_GIVEN RECORDS_

>>>

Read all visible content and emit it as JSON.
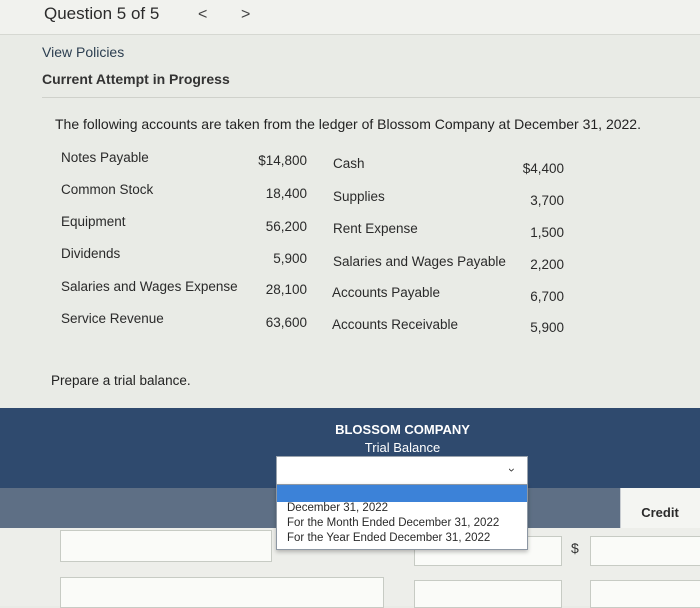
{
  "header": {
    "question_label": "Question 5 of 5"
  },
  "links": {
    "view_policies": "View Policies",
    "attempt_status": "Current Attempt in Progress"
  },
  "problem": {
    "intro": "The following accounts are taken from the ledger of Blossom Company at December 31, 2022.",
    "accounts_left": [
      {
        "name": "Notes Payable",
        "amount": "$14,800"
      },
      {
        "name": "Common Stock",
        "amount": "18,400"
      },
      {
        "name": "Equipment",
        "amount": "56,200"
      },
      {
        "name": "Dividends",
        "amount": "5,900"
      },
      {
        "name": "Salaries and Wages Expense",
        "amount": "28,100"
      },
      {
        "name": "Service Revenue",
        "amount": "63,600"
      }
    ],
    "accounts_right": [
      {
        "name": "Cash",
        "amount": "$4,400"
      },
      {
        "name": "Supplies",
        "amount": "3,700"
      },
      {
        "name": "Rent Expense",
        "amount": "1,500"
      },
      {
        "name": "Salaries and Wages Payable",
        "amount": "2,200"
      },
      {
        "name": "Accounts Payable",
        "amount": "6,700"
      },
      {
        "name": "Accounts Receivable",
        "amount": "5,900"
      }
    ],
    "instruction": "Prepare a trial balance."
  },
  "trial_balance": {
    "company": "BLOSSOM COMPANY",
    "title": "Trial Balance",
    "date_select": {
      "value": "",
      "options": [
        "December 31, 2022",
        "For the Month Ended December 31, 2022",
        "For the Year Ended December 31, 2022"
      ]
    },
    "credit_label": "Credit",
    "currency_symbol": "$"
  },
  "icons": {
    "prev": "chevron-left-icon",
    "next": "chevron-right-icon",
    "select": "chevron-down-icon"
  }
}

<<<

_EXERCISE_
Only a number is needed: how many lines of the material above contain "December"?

_TASK RESULT_
4